╭─ Records for processing

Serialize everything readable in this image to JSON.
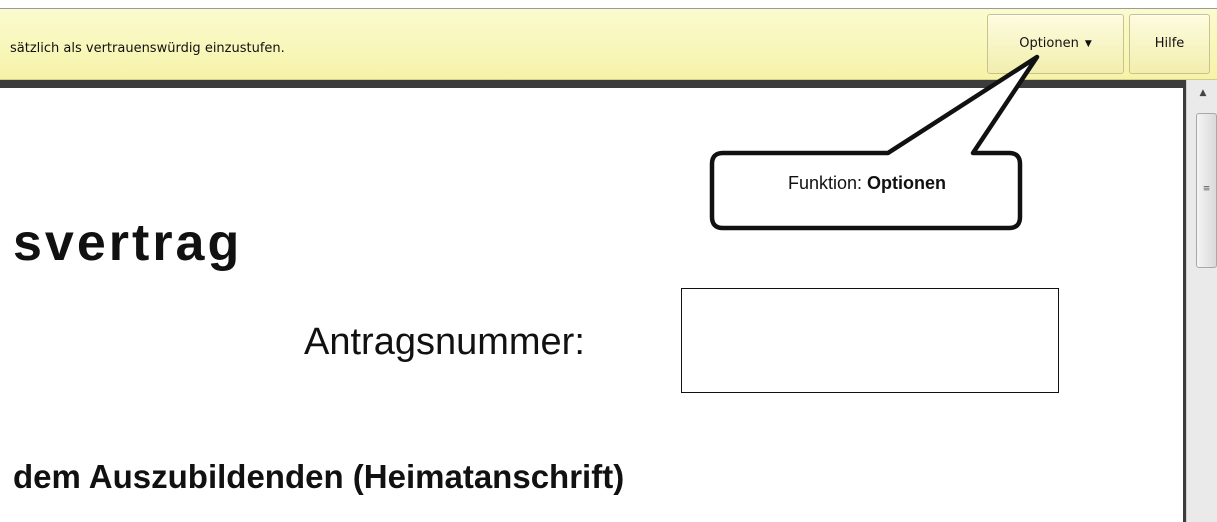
{
  "notification_bar": {
    "message": "sätzlich als vertrauenswürdig einzustufen.",
    "options_label": "Optionen",
    "options_caret": "▼",
    "help_label": "Hilfe"
  },
  "document": {
    "title_fragment": "svertrag",
    "application_number_label": "Antragsnummer:",
    "application_number_value": "",
    "section_heading": "dem Auszubildenden (Heimatanschrift)"
  },
  "callout": {
    "prefix": "Funktion: ",
    "bold_text": "Optionen"
  },
  "scrollbar": {
    "up_arrow": "▲",
    "grip": "≡"
  }
}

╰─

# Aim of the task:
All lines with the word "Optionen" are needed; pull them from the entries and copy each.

# Response to this exercise:
    "options_label": "Optionen",
    "bold_text": "Optionen"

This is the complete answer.